Tulle is a soft, fine silk, cotton, or nylon
material like net, used for making veils and dresses.
One of the most common uses for tulle netting is in
garments. Tulle is often used as an accent, to create a lacy, floating
look. Tulle may also be used in underskirts or petticoats to create a
stiff belled shape. Gowns are often puffed out with the use of several
layers of stiff tulle.
A tulle skirt is often worn when a female
wants to wear a more fluffed out and shapely skirt. Tulle is fabric
that is used to make bridal veils, scarves, gowns, tutus, skirts and
various other pieces of clothing. When making a skirt or tulle dress,
it can often be better to sew it by hand, as the fabric can get caught
up in the sewing machine and tear or cause other problems.
The name comes from Tulle, a city in the southern
central region of France. Tulle was well known as a center of lace and
silk production in the 18th century, and early tulle netting probably
originated in this French city.
The majority of tulle is actually bobbinet,
invented in Britain in the early 19th century.
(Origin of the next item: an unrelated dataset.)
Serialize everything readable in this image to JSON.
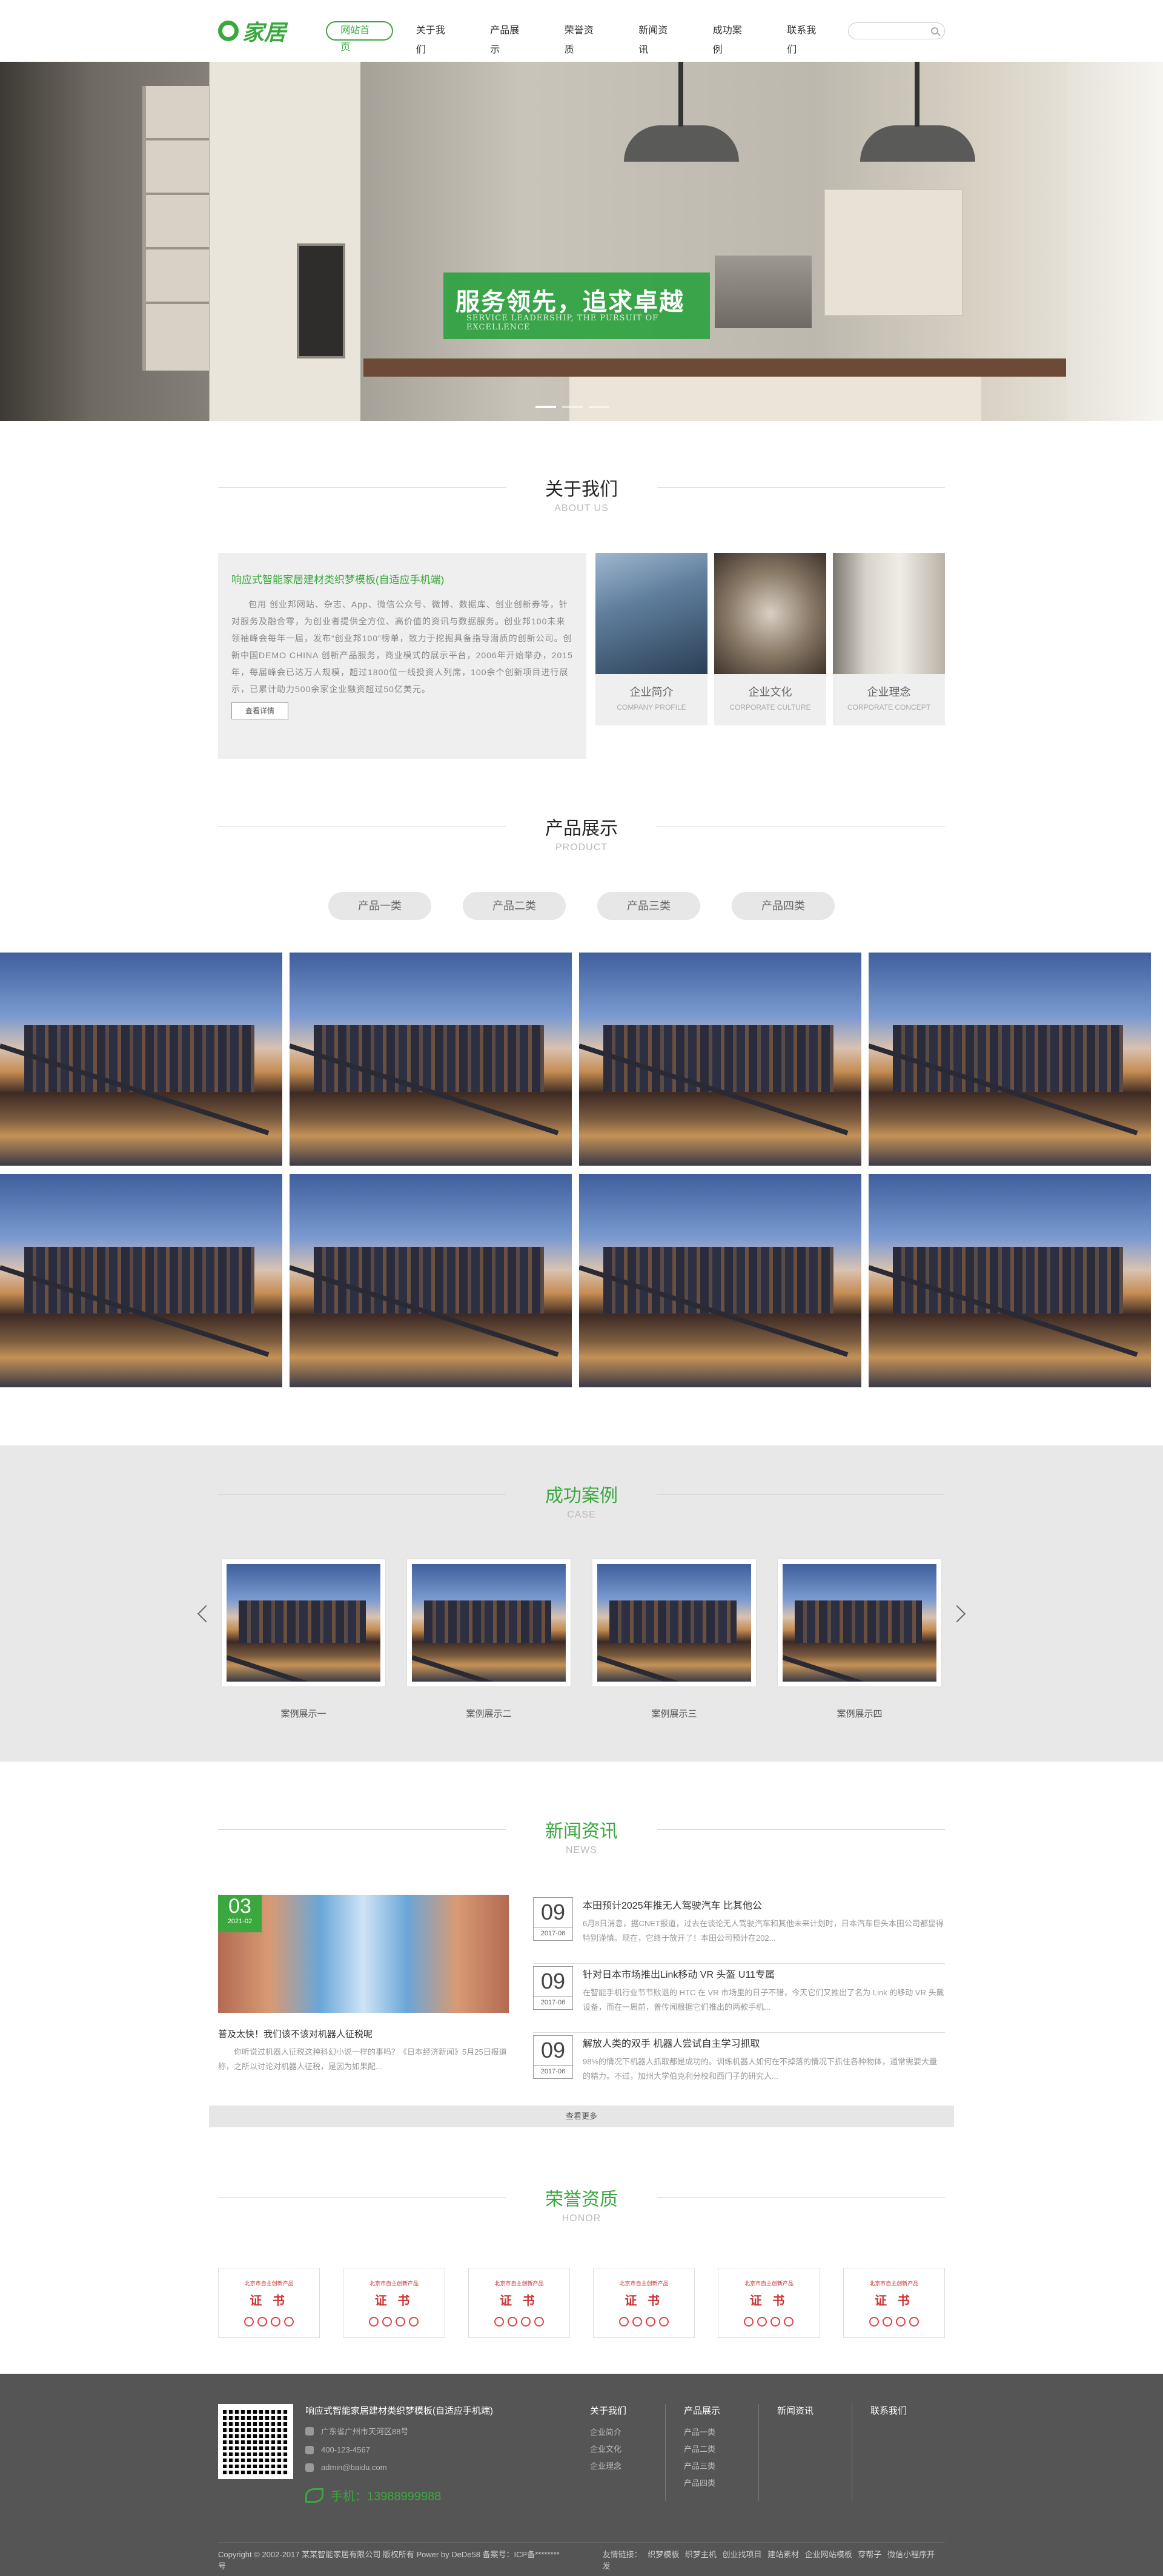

Bobbinet is made by
wrapping the weft thread around the warp thread, creating a strong
hexagonal design which tends not to twist or fall out of shape, because
the wrapped threads maintain a state of tension. The result is tulle
netting which is lightweight and surprisingly strong and durable for its
Tulle is often starched to give it a stiffer feel.
A tulle dress can have fabric on top and tulle underneath or vice
versa. More often than not, the tulle will be underneath to give the
fabric over it a bit of a lift. The tulle is often ruffled to help
create an extra boost.
A tulle skirt can come in many forms, including
bubble, ruffled or straight. The bubble skirt will most likely not show
the tulle that is underneath as the outside fabric curls under at the
bottom hiding the fabric underneath. For the ruffled or straight skirt,
if the tulle is underneath it may be inconspicuous or it can hang out
from the bottom as part of the design.
What is the difference between chiffon and tulle?
Nylon chiffon fabric is see-through much like tulle
but has a tighter weave and is therefore, more dense. Tulle's weave is
loose, more see-through. Nylon chiffon is finer. It is stiff
but not so stiff as tulle. The main difference is that the tulle
has more and larger "holes" in the weave than the chiffon does.
Tulle is a very fine netting... lots of open space, often in the form of
little hexagons. Chiffon is a woven fabric, transparent, and tends
to hang straight down, like it was flowing. It's a fabric that does not
have much body, so it's not suitable for a fluffy skirt. Looks a lot
like the fabric used for sheer curtains under draperies, but softer, and
tends to hang closer. Translucent because of the size of the yarns used
to weave it; not nearly as open as tulle.
Tulle dresses are rather trendy.
You may find interest in videos about Tulle skirts.
Here are a few of possible interest:
DIY Tulle Skirt
How to make a
You can find more at